But the judge was also criticised for failing to disclose two notes which found worrying goings on in the jury room.
In one note a juror informed the judge that one of the other members of the group trying the case had been reading a magazine, while others had become aggressive during deliberations.
At the end of the second day the judge had received a note that warned of a "horrible atmosphere" in the jury room.
The next morning the judge told lawyers about the note but said he did not propose showing it to them.
Instead, he simply reminded the jury that deliberating was not the same as arguing and urged them to come to a collective decision. He also reminded them that their verdicts must be "unanimous" until given further directions.
But a short time later he received a second note from a juror which stated: "I am wasting oxygen."
The appeal court judges said both notes should have been disclosed at the time as they "showed that one juror was very concerned as to the way in which the deliberations were being conducted."
Explaining the decision to quash the convictions, the judgment concluded: "Each appellant contended on the first issue in the appeal that the judge had misdirected the jury on the third element of the offence, namely the requisite level of seriousness.
"We have nonetheless concluded that in all circumstances we cannot say that the jury would necessarily have convicted these appellants had they been directed in accordance with what we have set out. We must therefore quash the convictions."

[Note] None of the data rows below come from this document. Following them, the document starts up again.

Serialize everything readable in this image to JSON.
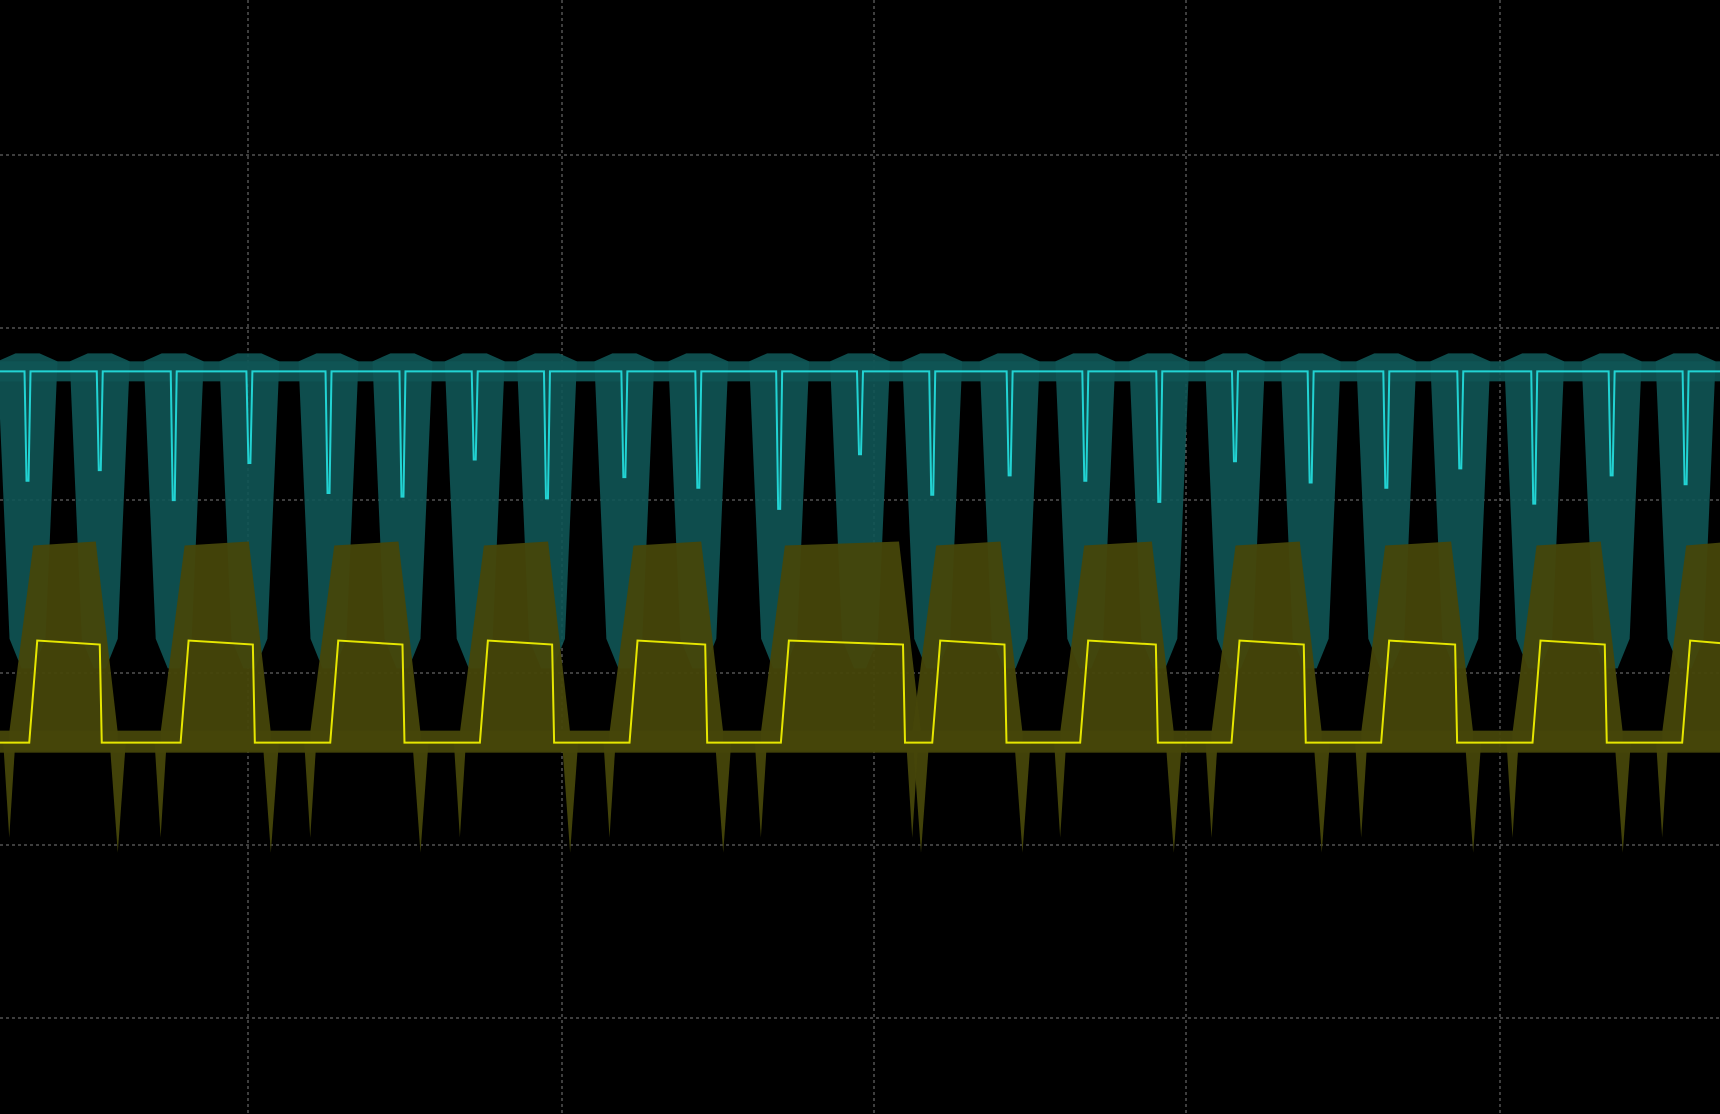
{
  "chart_data": {
    "type": "line",
    "grid": true,
    "grid_style": "dotted",
    "background": "#000000",
    "grid_color": "#9a9a9a",
    "series": [
      {
        "channel": "cyan",
        "color": "#22d3d3",
        "envelope_color": "#0f5555",
        "baseline_level": 1.0,
        "pulse_direction": "down",
        "pulse_widths": [
          0.008,
          0.022,
          0.04,
          0.03,
          0.06
        ],
        "pulse_depths": [
          0.6,
          0.8,
          0.95,
          1.4,
          1.0
        ],
        "pulses": [
          {
            "t": 0.16,
            "depth": 0.62
          },
          {
            "t": 0.58,
            "depth": 0.56
          },
          {
            "t": 1.01,
            "depth": 0.73
          },
          {
            "t": 1.45,
            "depth": 0.52
          },
          {
            "t": 1.91,
            "depth": 0.69
          },
          {
            "t": 2.34,
            "depth": 0.71
          },
          {
            "t": 2.76,
            "depth": 0.5
          },
          {
            "t": 3.18,
            "depth": 0.72
          },
          {
            "t": 3.63,
            "depth": 0.6
          },
          {
            "t": 4.06,
            "depth": 0.66
          },
          {
            "t": 4.53,
            "depth": 0.78
          },
          {
            "t": 5.0,
            "depth": 0.47
          },
          {
            "t": 5.42,
            "depth": 0.7
          },
          {
            "t": 5.87,
            "depth": 0.59
          },
          {
            "t": 6.31,
            "depth": 0.62
          },
          {
            "t": 6.74,
            "depth": 0.74
          },
          {
            "t": 7.18,
            "depth": 0.51
          },
          {
            "t": 7.62,
            "depth": 0.63
          },
          {
            "t": 8.06,
            "depth": 0.66
          },
          {
            "t": 8.49,
            "depth": 0.55
          },
          {
            "t": 8.92,
            "depth": 0.75
          },
          {
            "t": 9.37,
            "depth": 0.59
          },
          {
            "t": 9.8,
            "depth": 0.64
          }
        ]
      },
      {
        "channel": "yellow",
        "color": "#e6e600",
        "envelope_color": "#46460a",
        "low_level": -1.0,
        "high_level": -0.45,
        "pulses": [
          {
            "start": 0.17,
            "end": 0.58
          },
          {
            "start": 1.05,
            "end": 1.47
          },
          {
            "start": 1.92,
            "end": 2.34
          },
          {
            "start": 2.79,
            "end": 3.21
          },
          {
            "start": 3.66,
            "end": 4.1
          },
          {
            "start": 4.54,
            "end": 5.25
          },
          {
            "start": 5.42,
            "end": 5.84
          },
          {
            "start": 6.28,
            "end": 6.72
          },
          {
            "start": 7.16,
            "end": 7.58
          },
          {
            "start": 8.03,
            "end": 8.46
          },
          {
            "start": 8.91,
            "end": 9.33
          },
          {
            "start": 9.78,
            "end": 10.1
          }
        ]
      }
    ],
    "x_range": [
      0,
      10
    ],
    "y_range": [
      -3.0,
      3.0
    ]
  }
}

Lord Thomas gave the Crown until next Tuesday afternoon to decide whether to seek a retrial in the first case.